Two tiny sections of panels from an upcoming story for Dogbreath with the return of ‘Wires’ Mahoney!
Making layers is easier then you think. Here’s a simple process that I do. There are many different ways of doing this and no one way is the right way, they all are.
1. After you’ve scanned, trimmed, scaled and tidied your line work, you need
to select the page and copy it. But before make sure it’s been converted to
CMYK or RGB mode so you can apply layers and take advantage of
Image>Mode>CMYK or RGB
Now we copy the file.
3. Now go to the channels tab in the layers window. There should be 4
channels if you chose CMYK or 3 if you went for RGB. Now we’ll make a
new channel. Click the small down arrow in top corner of layers window.
Select new channel and name it lineart, inks or whatever you want. A new
channel should now appear in the channels tab. Now we’ll paste the
lineart on to this channel.
Now click on the CMYK/RGB channel at the top and return to layers by
clicking layers tab.
4. Now select all and clear the image. Don’t panic, it’ll be back!
5. Now we’ll load the art as a selection.
A window should open with a selection named lineart, inks or whatever
you named it in the channels list. Select OK.
Your image should appear as dots or marching ants.
6. Now we’ll fill this with a light colour. Select a light blue from the colour
swatches. Now click on the paint bucket tool in the tools window. Set the
tolerance to 255 so it fills everything. Click the paint bucket inside the art.
Your image should now appear in light blue.
7. Whilst the image is still selected we’ll create a new layer where your black
linework will appear.
Click on the layers menu and create a new layer as you did a new
channel. Name the new layer Linework, inks or whatever.
Now pick the colour black from the colour swatch and again click
the paint bucket inside the artwork. Your art should now appear
as black inks.
Now deselect the art.
Return you paint bucket tolerance back to 111.
8. Save your file.
9. You can now colour on the background layer without affecting your black
& white linework. If you’d prefer, as I do, to remove the blue line
from the background layer then simply clear it or use the eraser tool to
I hope you find these two posts helpful, now get drawing!
Scanning A3 art with a A4 scanner can be a pain but this may help.
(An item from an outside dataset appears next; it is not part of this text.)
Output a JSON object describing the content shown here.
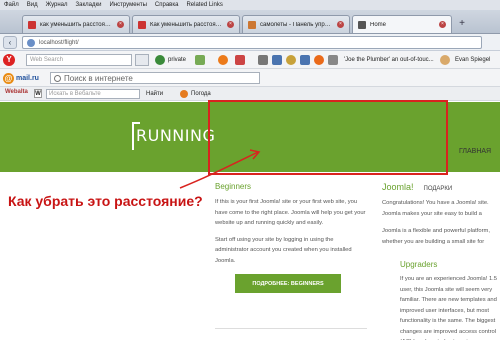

It’ll be short and sweet and will also include a guide to setting up layers for colouring in part 2. Again this will be short and to the point.
Here’s how to scan a A3 page of b/w line work.
1. Scan half a page in greyscale at 600dpi
2. Rotate canvas so it’s the correct way up.
3. Adjust the levels so black IS black and white IS white.
(When the window opens there will be a graph with 3 little arrows. 1 black, 1 grey, and 1 white. Adjust the black and white to your preference. You may also need to trim the bottom of the image if it’s warped from scanning. Trim tool in tool bar on left of screen.)
4. Create room at the bottom of image to accommodate the other half of
the image. (Make sure your colour palette is set black/white)
Click on the top middle arrow and double the image hight. You should now have half a page of white space below your first image.
5. Scan second half of image and repeat instructions 2 & 3. (Again, you may need to trim any warped image from the top of the page.)
6. Now copy and paste the second image onto the first.
Image 2. Edit>Copy
Image 1. Edit>Paste
7. Now lower the opacity of the lower image via the opacity slider in the
layers window. Bottom right.
8. Now use the move tool in the tools window to move the second image
until it’s lined up with the first. Use the zoom tool get get into the detail.
9. Once it’s lined up and your happy with the levels you can the flatten the
10. Trim the sides and top if needed.
11. Scale the image to whatever size it will be printed. Also adjust the
resolution to 300dpi to save on file size.
12. Save your image.
Basic I know, but I hope it helps anyone out there who needs this kind of info. Part 2 tomorrow will cover setting up layers for colouring.